Pope Julius II, aka Giulian della Rovere (1443-1513), aggressively sought to unite Italy, to the point where he led troops in battle on at least two occasions. He engaged in an active building program, most remarkably the rebuilding of St Peter’s Basilica, and invested heavily in the arts, such as the decoration of the ceiling of the Chapel. His uncle, Pope Sixtus IV, had first made him a cardinal, assuming the position his uncle had vacated to become Pope. Although unmarried Giulian fathered Felice della Rovere in 1483.
He began the rebuilding of St Peter’s Basilica in 1506, the same year he conceived of the ceiling for which he would hire Michelangelo. Michelangelo was not interested in the project, saying he was a sculptor not a painter, and besides he was already at work on the Pope’s own tomb. The latter project was set aside and remains uncompleted, housed in St Peter in Chains near the Coliseo and Domus Aurea; more about this in a coming article. The Pope prevailed but went to war for the next two years, delaying the ceiling, during which time Michelangelo continued to work on the tomb, giving us what we have today, the Moses in St Peter in Chains, the center piece of the installation in that church.

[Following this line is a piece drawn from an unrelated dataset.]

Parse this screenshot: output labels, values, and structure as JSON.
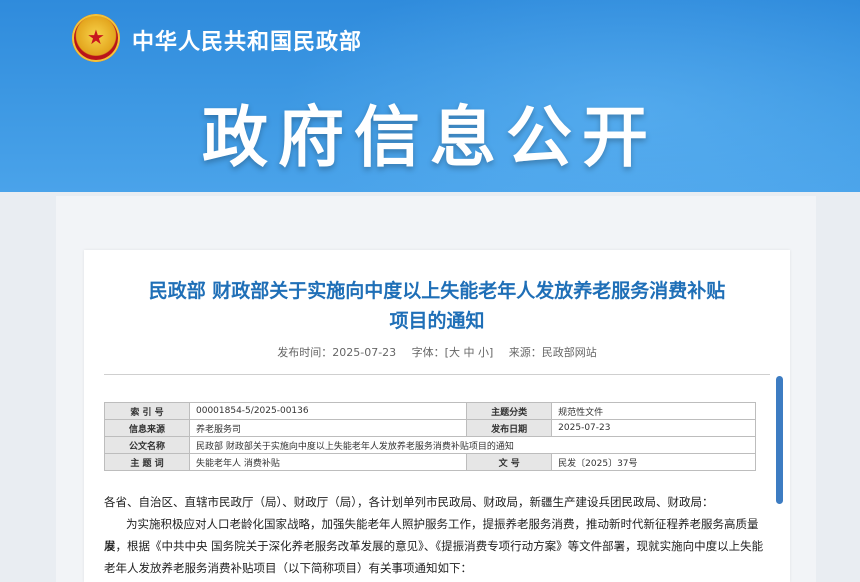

Michelangelo wanted no restrictions imposed on the project and he was granted complete control. He eventually painted some 300 figures over the course of the four years it took to complete the ceiling. He worked standing, not laying down as most people believe, using wooden scaffolding. The scaffolding was held by brackets extending from openings at the top of the windows, and allowed for work on half of the ceiling at a time. A lightweight screen below to prevent damage to the artwork and flooring below. The openings were employed for the scaffolding used in the recent restoration, which turned a much darkened ceiling into a brightly colored one we see today.
At first he encountered mold problems in the plaster, into which paint was mixed to produce what we call ‘frescoes,’ coming from the Italian for ‘fresh.’ (I often hear Italians using the word ‘fresh’ for ‘cool’ as in ‘temperature.’) An assistant developed a formula that is mold resistant, after the first applications had to be removed. This formula is still in use.
Fresco painters employ a detailed drawing into which small holes are punched to transfer the design to the plaster. Michelangelo, however, drew directly on the plaster. Each day a new section of plaster was laid, the edges of the previous day scraped off, being too dry. As a result you can still see the daily progress of the work.
The final result is greeted by some five million visitors a year, paying about 15 euros each. The Pope’s grandiose plan appears to have paid off, but I yield nothing to his immorality nor the Church of his time.